**Problem statement**
The answer must be every line of the records below that contains the word "outline".

[Material provided Boundary: Start]

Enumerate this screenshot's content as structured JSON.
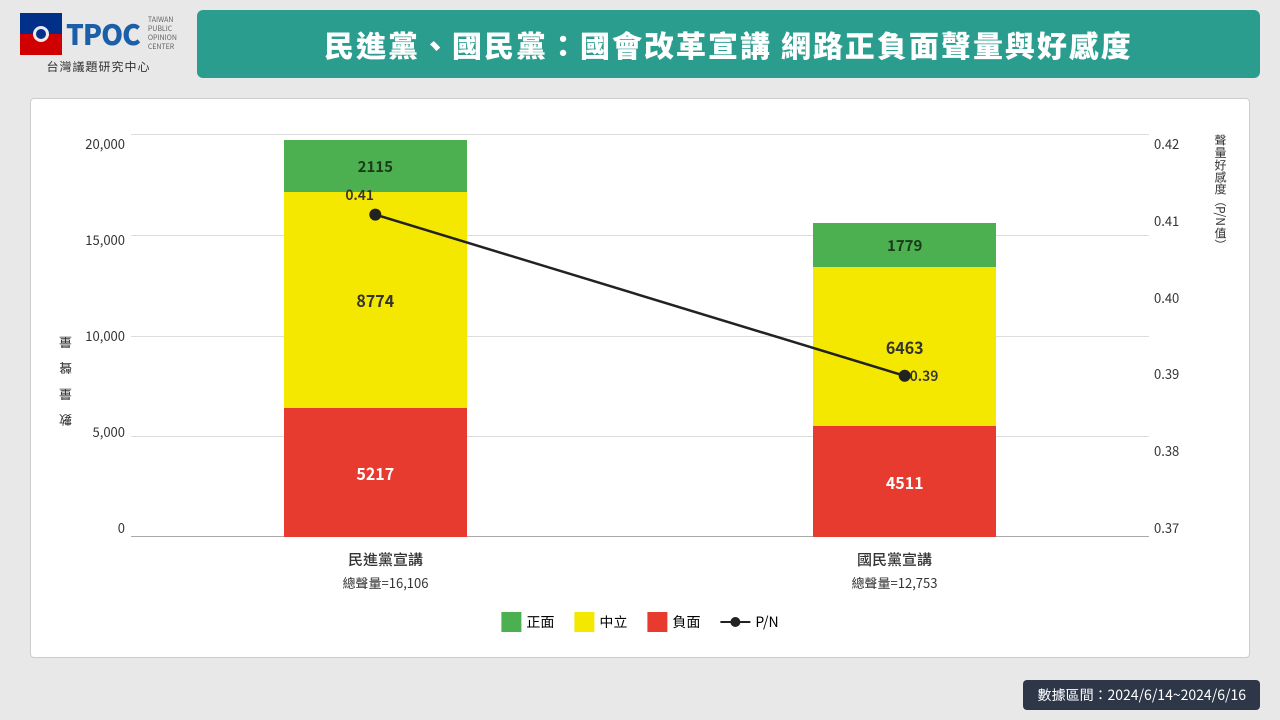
{
  "header": {
    "logo_text": "TPOC",
    "logo_subtitle": "台灣議題研究中心",
    "title": "民進黨、國民黨：國會改革宣講  網路正負面聲量與好感度"
  },
  "chart": {
    "y_axis_left_title": "數 量 聲 量",
    "y_axis_right_title": "聲量好感度（P/N值）",
    "y_left_labels": [
      "20,000",
      "15,000",
      "10,000",
      "5,000",
      "0"
    ],
    "y_right_labels": [
      "0.42",
      "0.41",
      "0.40",
      "0.39",
      "0.38",
      "0.37"
    ],
    "bars": [
      {
        "name": "民進黨宣講",
        "total_label": "總聲量=16,106",
        "negative": 5217,
        "neutral": 8774,
        "positive": 2115,
        "pn_value": 0.41,
        "pn_label": "0.41"
      },
      {
        "name": "國民黨宣講",
        "total_label": "總聲量=12,753",
        "negative": 4511,
        "neutral": 6463,
        "positive": 1779,
        "pn_value": 0.39,
        "pn_label": "0.39"
      }
    ],
    "legend": {
      "positive_label": "正面",
      "neutral_label": "中立",
      "negative_label": "負面",
      "line_label": "P/N"
    }
  },
  "footer": {
    "date_range": "數據區間：2024/6/14~2024/6/16"
  }
}
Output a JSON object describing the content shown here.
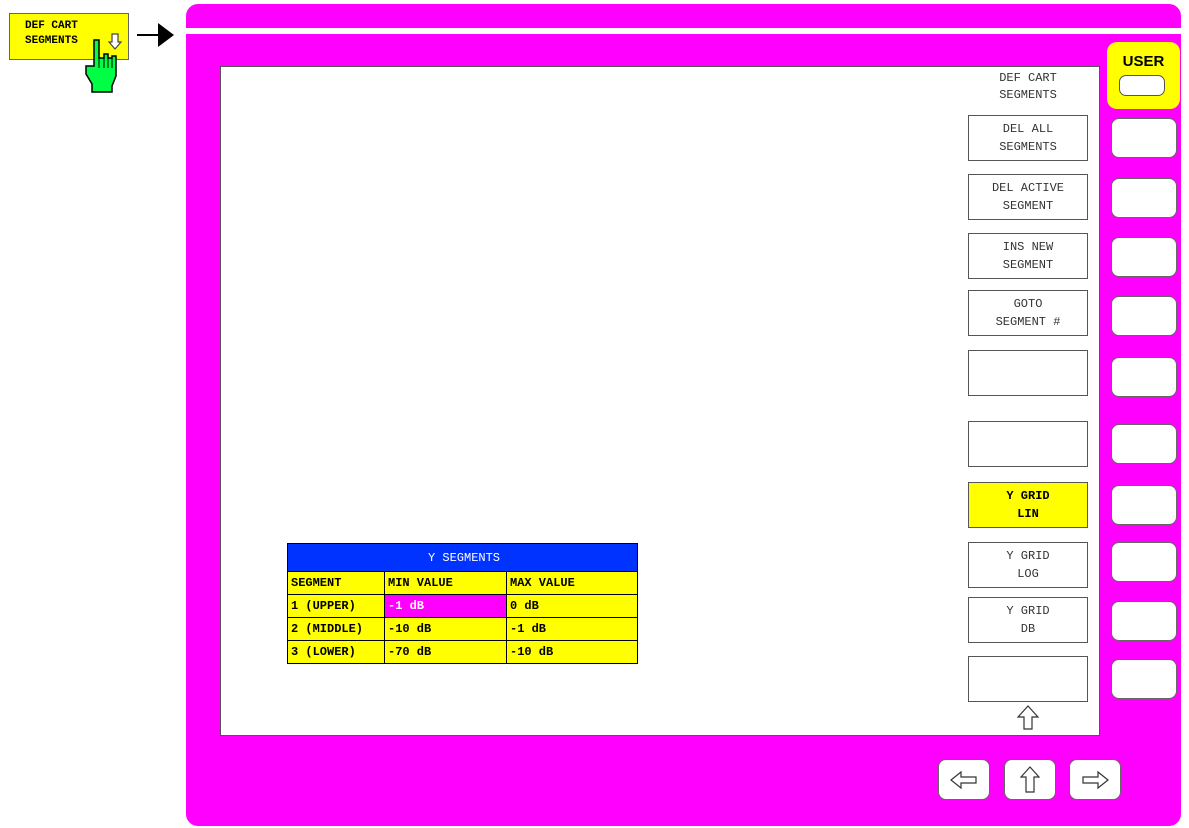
{
  "menu_key": {
    "line1": "DEF CART",
    "line2": "SEGMENTS"
  },
  "side_menu": {
    "title_line1": "DEF CART",
    "title_line2": "SEGMENTS",
    "softkeys": [
      {
        "line1": "DEL ALL",
        "line2": "SEGMENTS"
      },
      {
        "line1": "DEL ACTIVE",
        "line2": "SEGMENT"
      },
      {
        "line1": "INS NEW",
        "line2": "SEGMENT"
      },
      {
        "line1": "GOTO",
        "line2": "SEGMENT #"
      },
      {
        "line1": "",
        "line2": ""
      },
      {
        "line1": "",
        "line2": ""
      },
      {
        "line1": "Y GRID",
        "line2": "LIN",
        "active": true
      },
      {
        "line1": "Y GRID",
        "line2": "LOG"
      },
      {
        "line1": "Y GRID",
        "line2": "DB"
      },
      {
        "line1": "",
        "line2": ""
      }
    ]
  },
  "hardkeys": {
    "user_label": "USER"
  },
  "y_segments": {
    "title": "Y SEGMENTS",
    "headers": [
      "SEGMENT",
      "MIN VALUE",
      "MAX VALUE"
    ],
    "rows": [
      {
        "segment": "1 (UPPER)",
        "min": "-1 dB",
        "max": "0 dB"
      },
      {
        "segment": "2 (MIDDLE)",
        "min": "-10 dB",
        "max": "-1 dB"
      },
      {
        "segment": "3 (LOWER)",
        "min": "-70 dB",
        "max": "-10 dB"
      }
    ]
  },
  "icons": {
    "hand": "pointing-hand-icon",
    "right_arrow": "right-arrow-icon",
    "more": "up-outline-arrow-icon",
    "nav_left": "left-outline-arrow-icon",
    "nav_up": "up-outline-arrow-icon",
    "nav_right": "right-outline-arrow-icon"
  },
  "colors": {
    "frame": "#ff00ff",
    "active_softkey": "#ffff00",
    "table_title": "#0033ff",
    "table_cells": "#ffff00",
    "active_cell": "#ff00ff"
  }
}
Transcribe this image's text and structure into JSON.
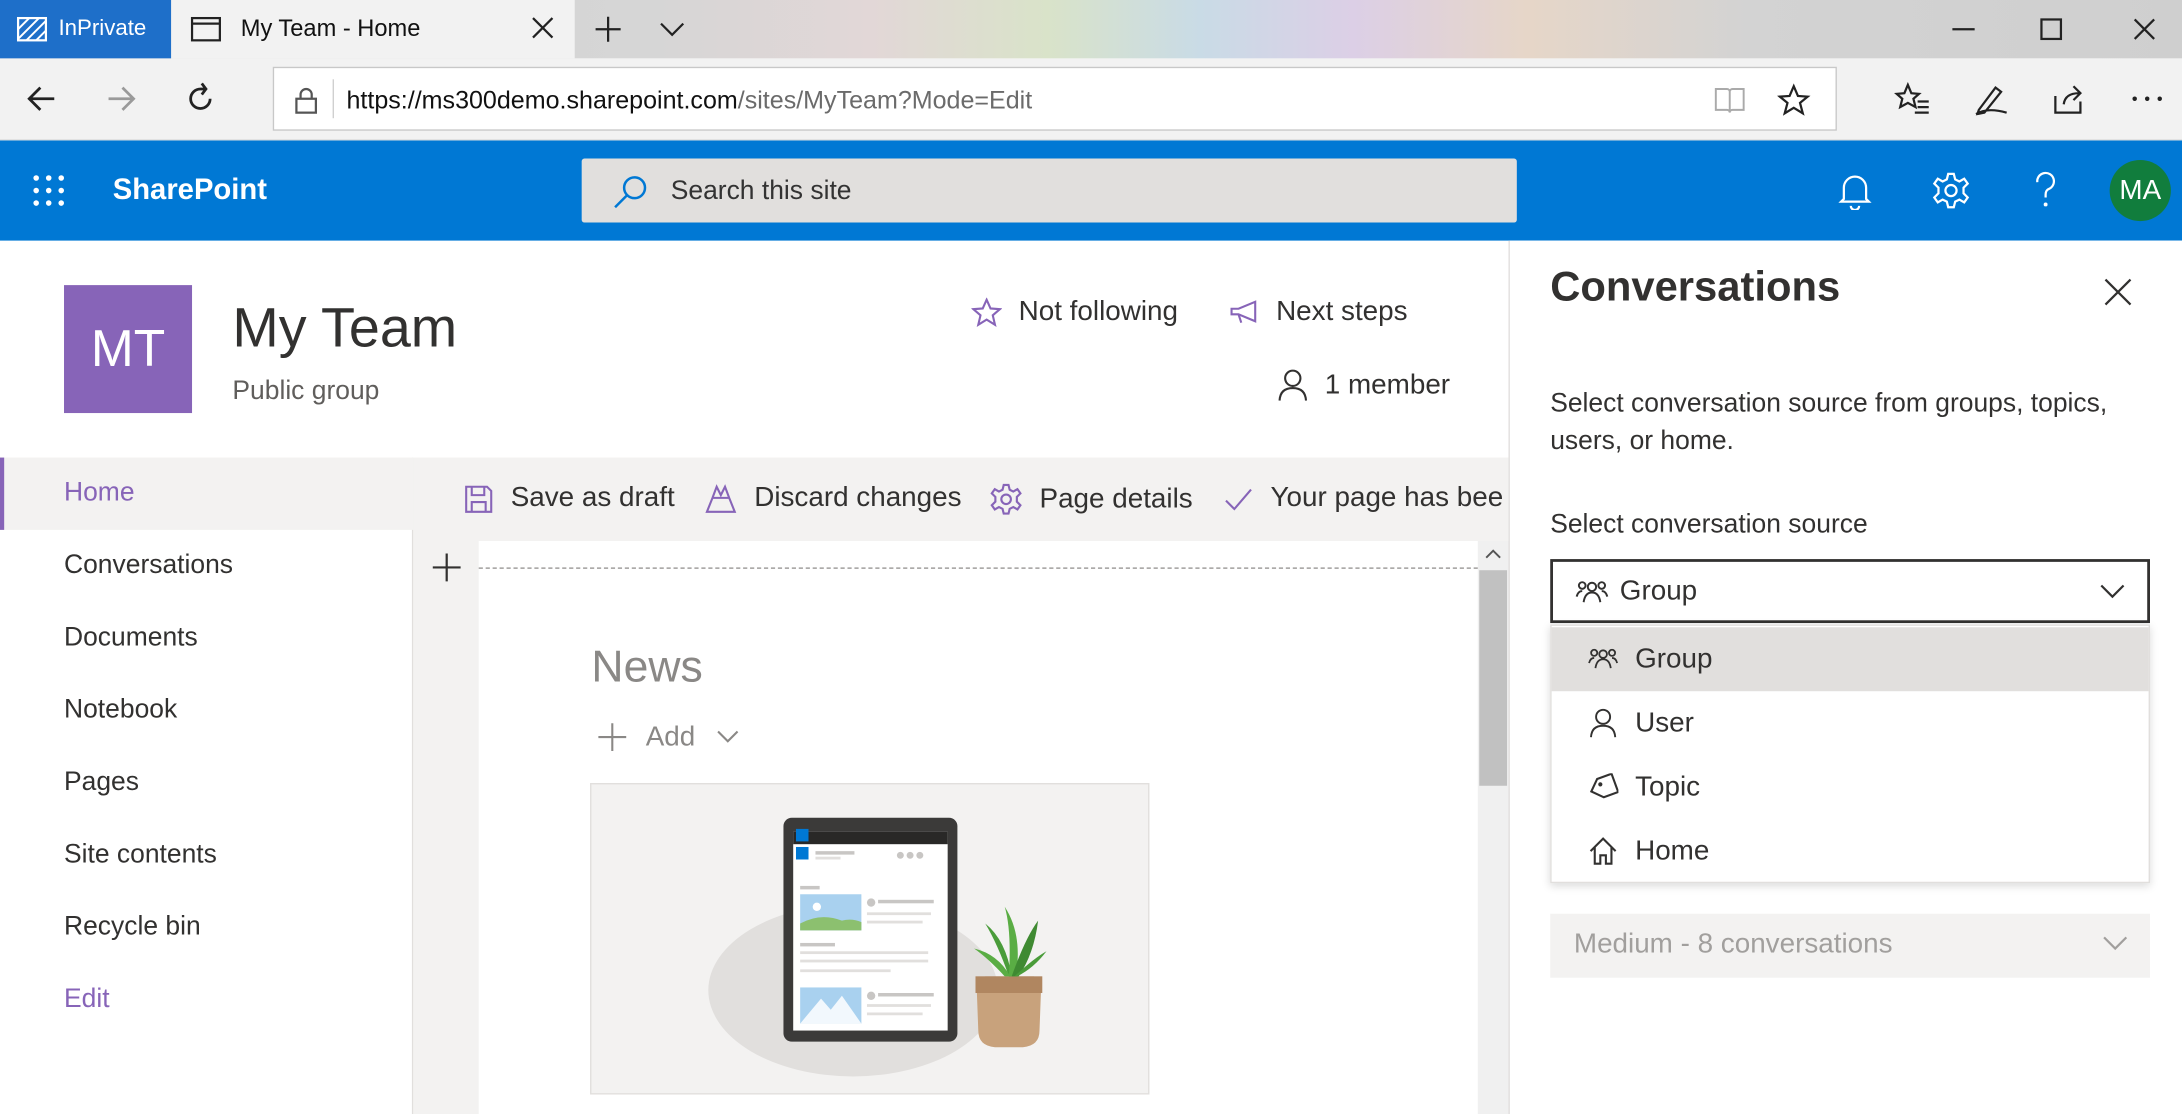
{
  "browser": {
    "inprivate_label": "InPrivate",
    "tab_title": "My Team - Home",
    "url_host": "https://ms300demo.sharepoint.com",
    "url_path": "/sites/MyTeam?Mode=Edit"
  },
  "suite": {
    "app_name": "SharePoint",
    "search_placeholder": "Search this site",
    "avatar_initials": "MA",
    "brand_color": "#0078d4"
  },
  "site": {
    "logo_initials": "MT",
    "title": "My Team",
    "subtitle": "Public group",
    "follow_label": "Not following",
    "next_steps_label": "Next steps",
    "members_label": "1 member"
  },
  "nav": {
    "items": [
      {
        "label": "Home",
        "active": true
      },
      {
        "label": "Conversations"
      },
      {
        "label": "Documents"
      },
      {
        "label": "Notebook"
      },
      {
        "label": "Pages"
      },
      {
        "label": "Site contents"
      },
      {
        "label": "Recycle bin"
      },
      {
        "label": "Edit"
      }
    ]
  },
  "commands": {
    "save_draft": "Save as draft",
    "discard": "Discard changes",
    "page_details": "Page details",
    "status": "Your page has bee"
  },
  "canvas": {
    "news_title": "News",
    "add_label": "Add"
  },
  "panel": {
    "title": "Conversations",
    "description": "Select conversation source from groups, topics, users, or home.",
    "source_label": "Select conversation source",
    "selected_value": "Group",
    "options": [
      {
        "label": "Group",
        "icon": "group-icon",
        "selected": true
      },
      {
        "label": "User",
        "icon": "user-icon"
      },
      {
        "label": "Topic",
        "icon": "tag-icon"
      },
      {
        "label": "Home",
        "icon": "home-icon"
      }
    ],
    "count_value": "Medium - 8 conversations"
  }
}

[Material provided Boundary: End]

**Expected answer**
    "more": "up-outline-arrow-icon",
    "nav_left": "left-outline-arrow-icon",
    "nav_up": "up-outline-arrow-icon",
    "nav_right": "right-outline-arrow-icon"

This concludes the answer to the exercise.